His colleagues from the Nordic Center for Earth Evolution have previously shown that oxygen levels have actually risen dramatically at least one time before complex life evolved. Although plenty of oxygen thus became available it did not lead to the development of complex life. Read more about this work here.

.


Related Links
University of Southern Denmark
Explore The Early Earth at TerraDaily.com






Comment on this article via your Facebook, Yahoo, AOL, Hotmail login.

Share this article via these popular social media networks
del.icio.usdel.icio.us DiggDigg RedditReddit GoogleGoogle




Memory Foam Mattress Review
Newsletters :: SpaceDaily :: SpaceWar :: TerraDaily :: Energy Daily
XML Feeds :: Space News :: Earth News :: War News :: Solar Energy News





EARLY EARTH
How evolution shapes the geometries of life
College Park MD (SPX) Feb 19, 2014
Why does a mouse's heart beat about the same number of times in its lifetime as an elephant's, although the mouse lives about a year, while an elephant sees 70 winters come and go? Why do small plants and animals mature faster than large ones?
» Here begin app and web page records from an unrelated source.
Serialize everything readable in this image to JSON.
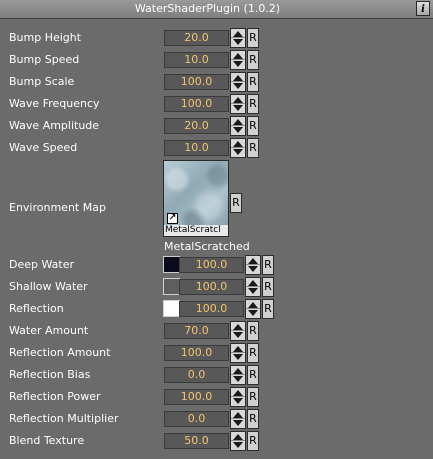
{
  "title": "WaterShaderPlugin (1.0.2)",
  "info_label": "i",
  "reset_label": "R",
  "params": [
    {
      "label": "Bump Height",
      "value": "20.0"
    },
    {
      "label": "Bump Speed",
      "value": "10.0"
    },
    {
      "label": "Bump Scale",
      "value": "100.0"
    },
    {
      "label": "Wave Frequency",
      "value": "100.0"
    },
    {
      "label": "Wave Amplitude",
      "value": "20.0"
    },
    {
      "label": "Wave Speed",
      "value": "10.0"
    }
  ],
  "environment_map": {
    "label": "Environment Map",
    "thumbnail_name": "MetalScratcl",
    "caption": "MetalScratched"
  },
  "colors": [
    {
      "label": "Deep Water",
      "swatch": "#0b0b1e",
      "value": "100.0"
    },
    {
      "label": "Shallow Water",
      "swatch": "#5e5e5e",
      "value": "100.0"
    },
    {
      "label": "Reflection",
      "swatch": "#ffffff",
      "value": "100.0"
    }
  ],
  "params2": [
    {
      "label": "Water Amount",
      "value": "70.0"
    },
    {
      "label": "Reflection Amount",
      "value": "100.0"
    },
    {
      "label": "Reflection Bias",
      "value": "0.0"
    },
    {
      "label": "Reflection Power",
      "value": "100.0"
    },
    {
      "label": "Reflection Multiplier",
      "value": "0.0"
    },
    {
      "label": "Blend Texture",
      "value": "50.0"
    }
  ]
}
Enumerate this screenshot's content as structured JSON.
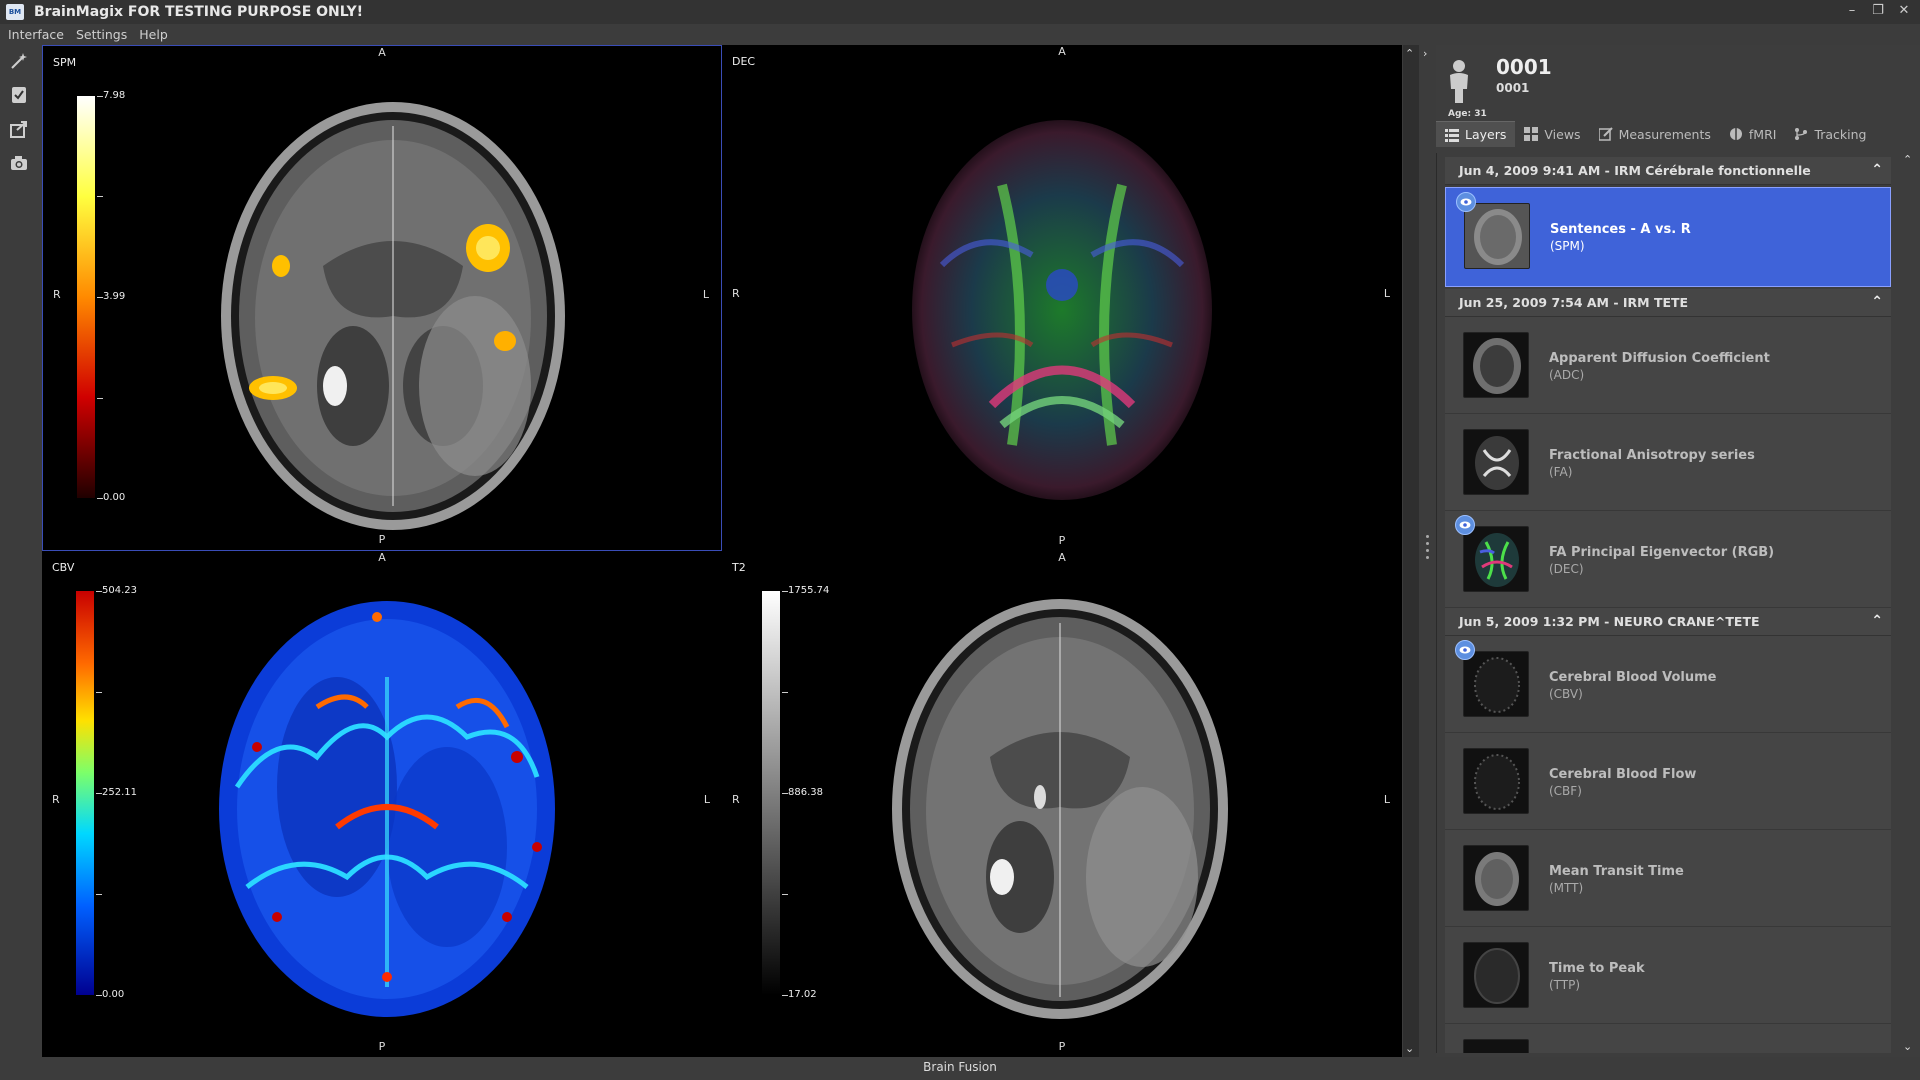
{
  "app": {
    "title": "BrainMagix FOR TESTING PURPOSE ONLY!",
    "logo_text": "BM",
    "window_controls": [
      "–",
      "❐",
      "✕"
    ]
  },
  "menu": [
    "Interface",
    "Settings",
    "Help"
  ],
  "toolbar": {
    "icons": [
      "magic-wand-icon",
      "checklist-icon",
      "export-icon",
      "camera-icon"
    ]
  },
  "viewer": {
    "orientation": {
      "anterior": "A",
      "posterior": "P",
      "right": "R",
      "left": "L"
    },
    "panes": [
      {
        "label": "SPM",
        "colorbar": {
          "max": "7.98",
          "mid": "3.99",
          "min": "0.00"
        }
      },
      {
        "label": "DEC"
      },
      {
        "label": "CBV",
        "colorbar": {
          "max": "504.23",
          "mid": "252.11",
          "min": "0.00"
        }
      },
      {
        "label": "T2",
        "colorbar": {
          "max": "1755.74",
          "mid": "886.38",
          "min": "17.02"
        }
      }
    ]
  },
  "patient": {
    "id": "0001",
    "sub_id": "0001",
    "age": "Age: 31"
  },
  "tabs": [
    {
      "label": "Layers",
      "icon": "list-icon",
      "active": true
    },
    {
      "label": "Views",
      "icon": "grid-icon",
      "active": false
    },
    {
      "label": "Measurements",
      "icon": "edit-icon",
      "active": false
    },
    {
      "label": "fMRI",
      "icon": "brain-icon",
      "active": false
    },
    {
      "label": "Tracking",
      "icon": "tracking-icon",
      "active": false
    }
  ],
  "groups": [
    {
      "header": "Jun 4, 2009 9:41 AM - IRM Cérébrale fonctionnelle",
      "layers": [
        {
          "name": "Sentences - A vs. R",
          "abbr": "(SPM)",
          "visible": true,
          "selected": true
        }
      ]
    },
    {
      "header": "Jun 25, 2009 7:54 AM - IRM TETE",
      "layers": [
        {
          "name": "Apparent Diffusion Coefficient",
          "abbr": "(ADC)",
          "visible": false,
          "selected": false
        },
        {
          "name": "Fractional Anisotropy series",
          "abbr": "(FA)",
          "visible": false,
          "selected": false
        },
        {
          "name": "FA Principal Eigenvector (RGB)",
          "abbr": "(DEC)",
          "visible": true,
          "selected": false
        }
      ]
    },
    {
      "header": "Jun 5, 2009 1:32 PM - NEURO CRANE^TETE",
      "layers": [
        {
          "name": "Cerebral Blood Volume",
          "abbr": "(CBV)",
          "visible": true,
          "selected": false
        },
        {
          "name": "Cerebral Blood Flow",
          "abbr": "(CBF)",
          "visible": false,
          "selected": false
        },
        {
          "name": "Mean Transit Time",
          "abbr": "(MTT)",
          "visible": false,
          "selected": false
        },
        {
          "name": "Time to Peak",
          "abbr": "(TTP)",
          "visible": false,
          "selected": false
        }
      ]
    }
  ],
  "status": "Brain Fusion",
  "colors": {
    "selection": "#3f63d9",
    "eye": "#5d8fe0",
    "background": "#3c3c3c"
  }
}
Why has nature chosen such radically different forms as the loose-limbed beauty of a flowering tree and the fearful symmetry of a tiger? These quest ... read more
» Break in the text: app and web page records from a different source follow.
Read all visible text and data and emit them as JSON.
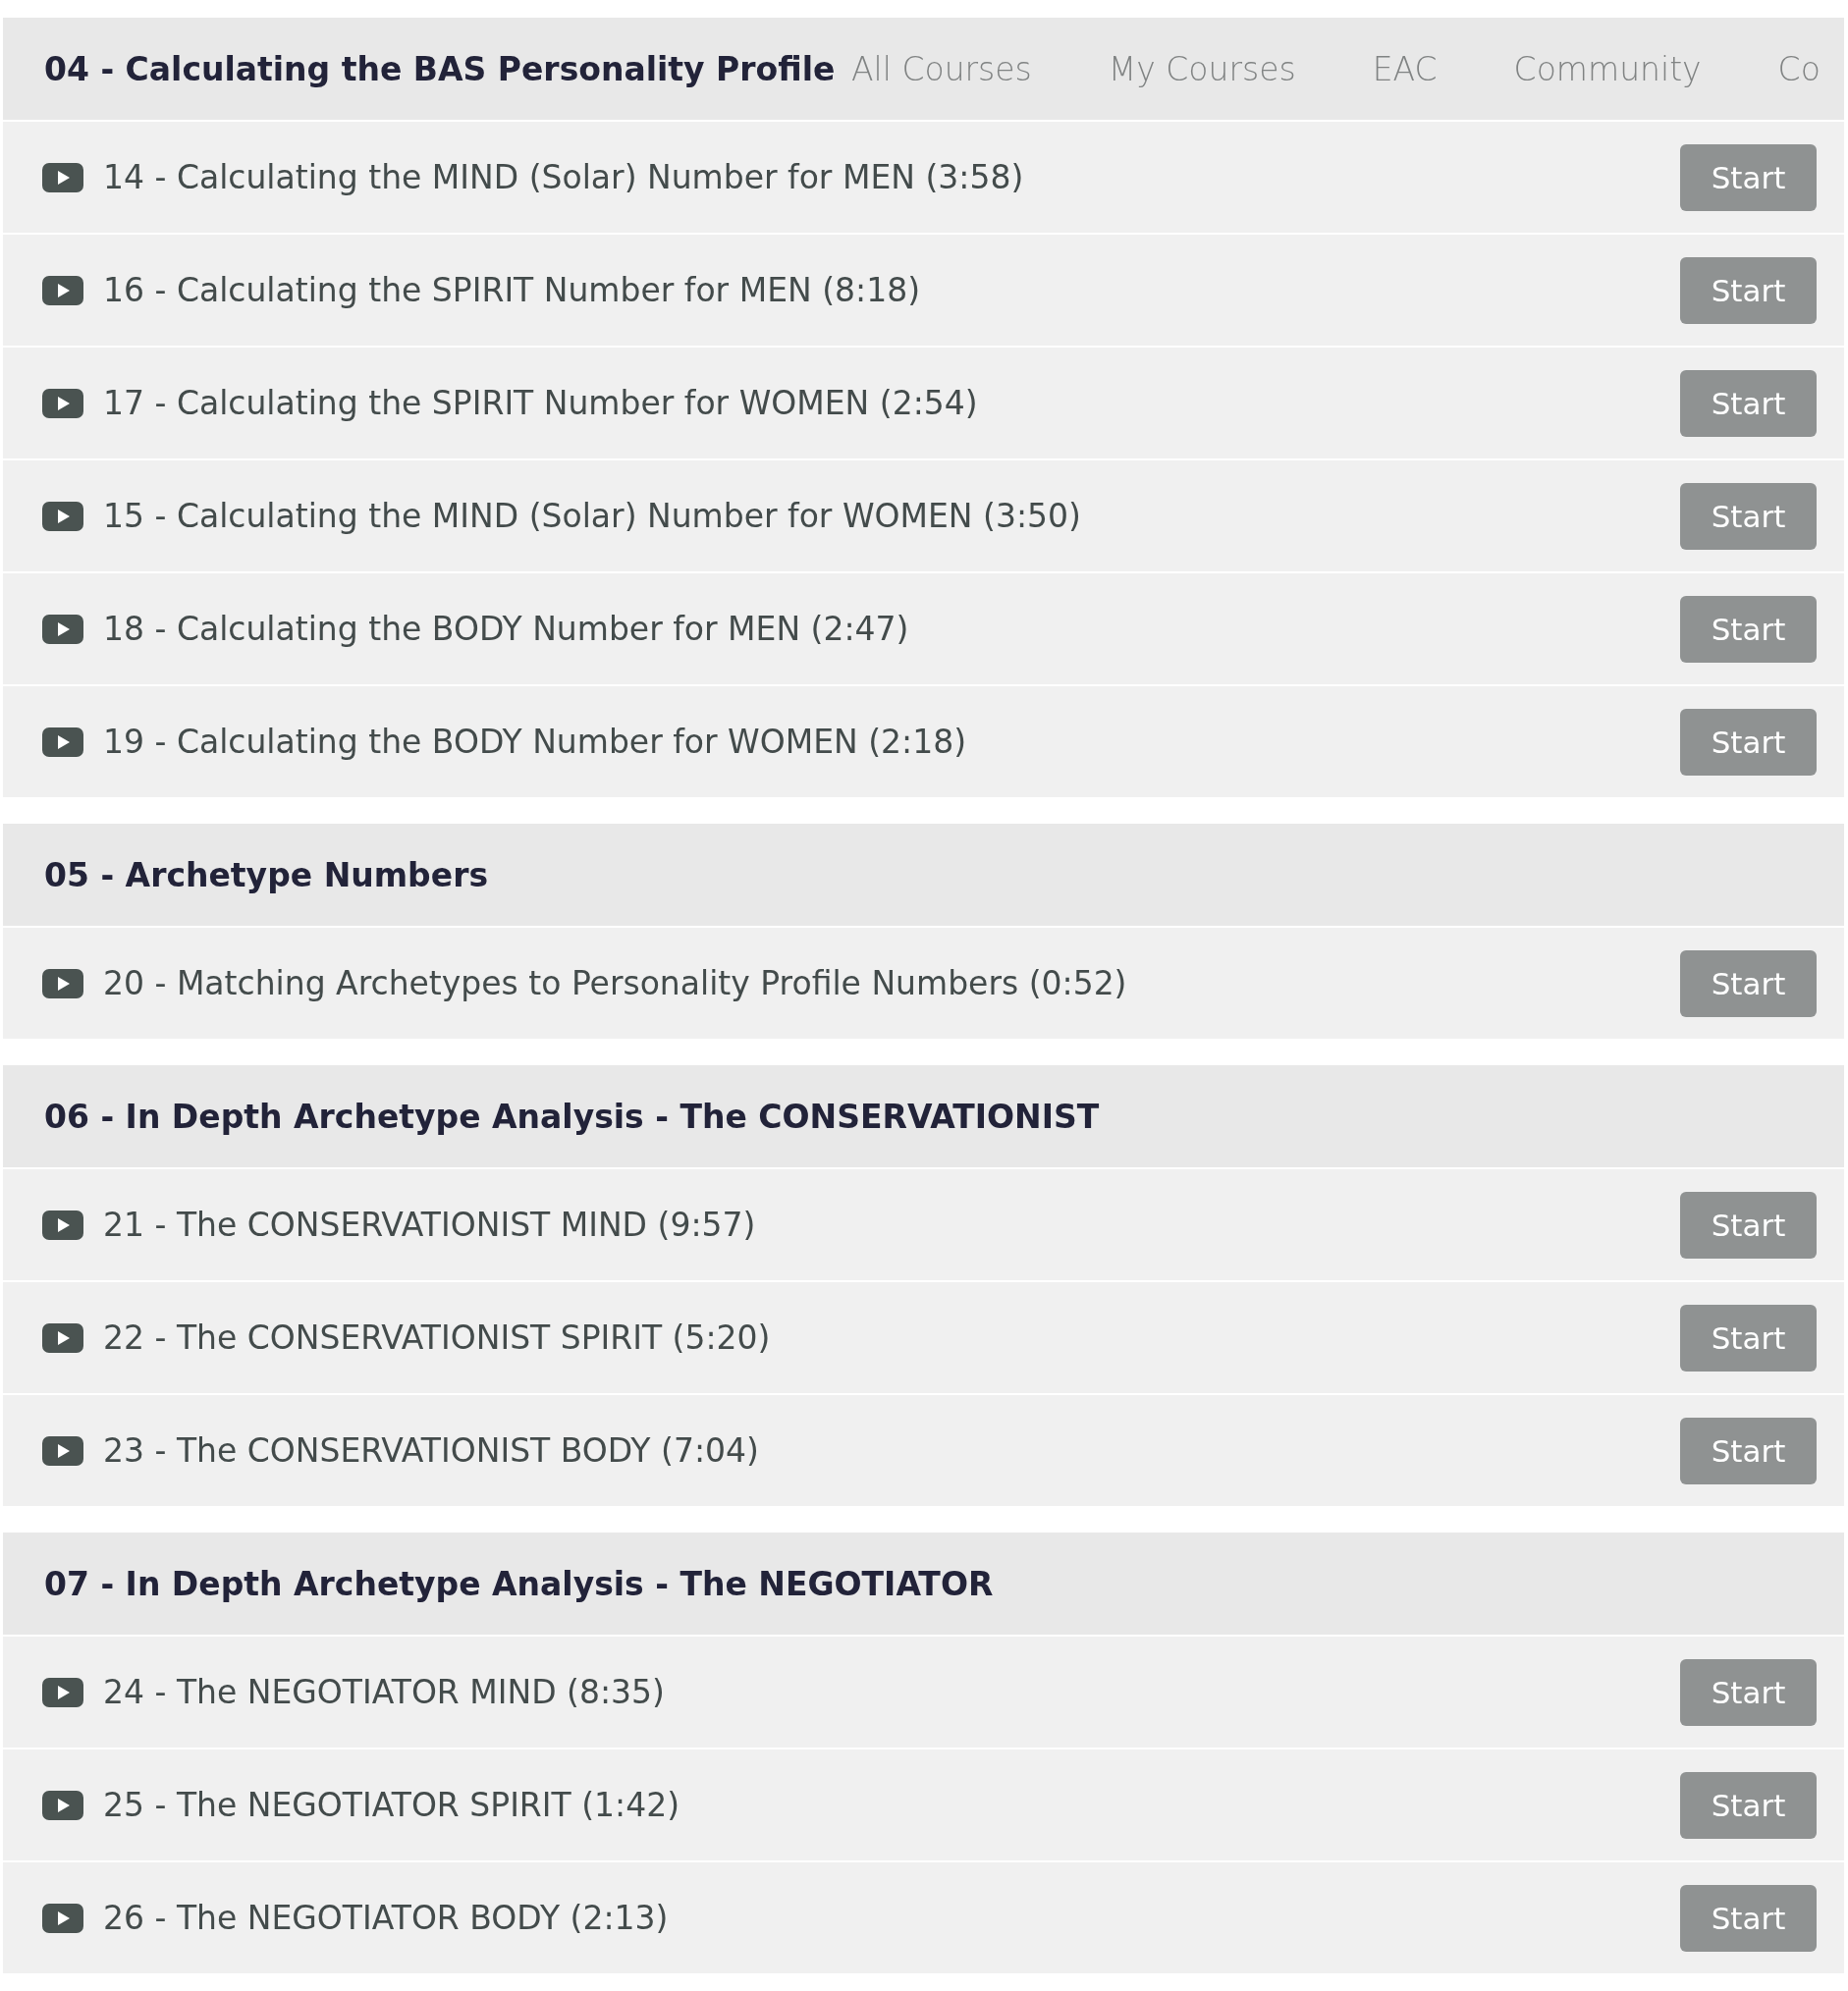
{
  "nav": [
    "All Courses",
    "My Courses",
    "EAC",
    "Community",
    "Co"
  ],
  "sections": [
    {
      "title": "04 - Calculating the BAS Personality Profile",
      "lessons": [
        {
          "title": "14 - Calculating the MIND (Solar) Number for MEN (3:58)",
          "button": "Start"
        },
        {
          "title": "16 - Calculating the SPIRIT Number for MEN (8:18)",
          "button": "Start"
        },
        {
          "title": "17 - Calculating the SPIRIT Number for WOMEN (2:54)",
          "button": "Start"
        },
        {
          "title": "15 - Calculating the MIND (Solar) Number for WOMEN (3:50)",
          "button": "Start"
        },
        {
          "title": "18 - Calculating the BODY Number for MEN (2:47)",
          "button": "Start"
        },
        {
          "title": "19 - Calculating the BODY Number for WOMEN (2:18)",
          "button": "Start"
        }
      ]
    },
    {
      "title": "05 - Archetype Numbers",
      "lessons": [
        {
          "title": "20 - Matching Archetypes to Personality Profile Numbers (0:52)",
          "button": "Start"
        }
      ]
    },
    {
      "title": "06 - In Depth Archetype Analysis - The CONSERVATIONIST",
      "lessons": [
        {
          "title": "21 - The CONSERVATIONIST MIND (9:57)",
          "button": "Start"
        },
        {
          "title": "22 - The CONSERVATIONIST SPIRIT (5:20)",
          "button": "Start"
        },
        {
          "title": "23 - The CONSERVATIONIST BODY (7:04)",
          "button": "Start"
        }
      ]
    },
    {
      "title": "07 - In Depth Archetype Analysis - The NEGOTIATOR",
      "lessons": [
        {
          "title": "24 - The NEGOTIATOR MIND (8:35)",
          "button": "Start"
        },
        {
          "title": "25 - The NEGOTIATOR SPIRIT (1:42)",
          "button": "Start"
        },
        {
          "title": "26 - The NEGOTIATOR BODY (2:13)",
          "button": "Start"
        }
      ]
    }
  ]
}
EARLY EARTH
Lunar ownership laws: a future necessity?

Chang'e-2 lunar probe travels 70 mln km

LADEE Sends Its First Images of the Moon Back to Earth

Source of 'Moon Curse' Revealed by Eclipse
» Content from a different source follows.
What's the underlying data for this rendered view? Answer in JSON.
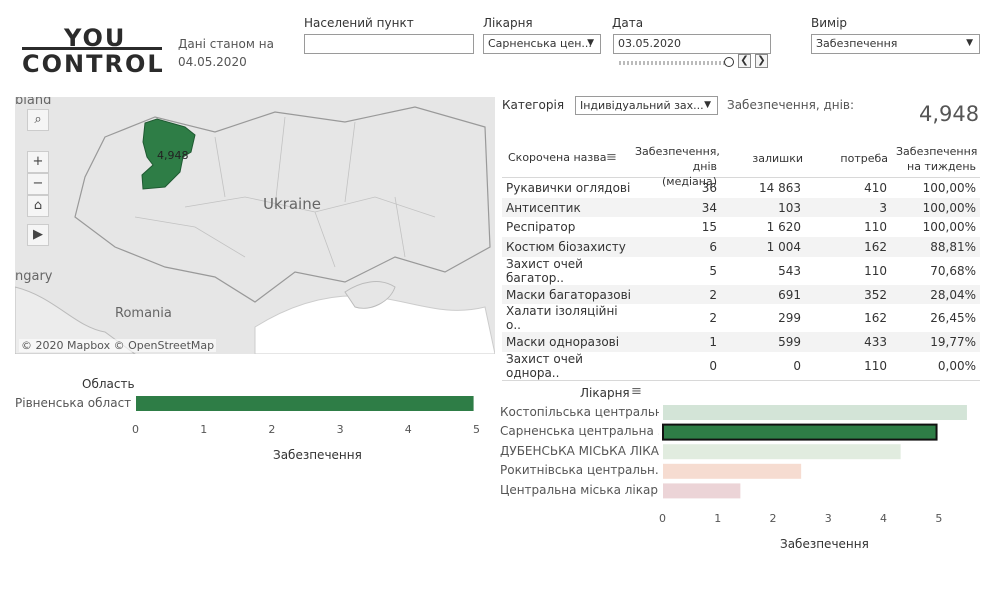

EARLY EARTH
NASA Mars Orbiter Views Opportunity Rover on Ridge

Curiosity Adds Reverse Driving for Wheel Protection

Curiosity Drives On After Crossing Martian Dune

The World Above and Beyond

EARLY EARTH
Orion Underway Recovery Testing Begins off the Coast of California

Inside astronaut Alexander's head

NASA Welcomes University Participants to Develop Science Payloads

Boeing Commercial Crew Program Passes NASA Hardware, Software Reviews

EARLY EARTH
No Call for Yutu

What's up, Yutu

China's Jade Rabbit rover comes 'back to life'

Yutu Awakes

EARLY EARTH
NASA, International Space Station Partners Announce Future Crew Members

Andrews Space Cargo Module Power Unit Provides Power For Payloads Bound For ISS

Russian Progress M-22M docks with ISS following fast rendezvous

Russian Resupply Spacecraft Begins Expedited Flight to Station

EARLY EARTH
Arianespace to launch OPTSAT 3000 and VENuS satellites

Amazonas 4A is prepared for Arianespace's second Ariane 5 flight of 2014

New Russian Rocket Mock-Up Rolls Out to Launch Pad

Lighter engines a headache for satellite launcher Ariane

EARLY EARTH
Scientist: Exoplanet research needs less hype, more patience

Europe sets plans for 2024 planet-hunting mission

ESA selects planet-hunting PLATO mission

Rife with hype, exoplanet study needs patience and refinement

EARLY EARTH
Physicists produce a potentially revolutionary material

ASC Signal Selected by Newtec to Provide Transmit Receive Satellite Antennas for Pan-European Network

It's alive! Bacteria-filled liquid crystals could improve biosensing

Ancient helium rising to the surface in Yellowstone National Park




The content herein, unless otherwise known to be public domain, are Copyright 1995-2014 - Space Media Network. All websites are published in Australia and are solely subject to Australian law and governed by Fair Use principals for news reporting and research purposes. AFP, UPI and IANS news wire stories are copyright Agence France-Presse, United Press International and Indo-Asia News Service. ESA news reports are copyright European Space Agency. All NASA sourced material is public domain. Additional copyrights may apply in whole or part to other bona fide parties. Advertising does not imply endorsement, agreement or approval of any opinions, statements or information provided by Space Media Network on any Web page published or hosted by Space Media Network. Privacy Statement All images and articles appearing on Space Media Network have been edited or digitally altered in some way. Any requests to remove copyright material will be acted upon in a timely and appropriate manner. Any attempt to extort money from Space Media Network will be ignored and reported to Australian Law Enforcement Agencies as a potential case of financial fraud involving the use of a telephonic carriage device or postal service.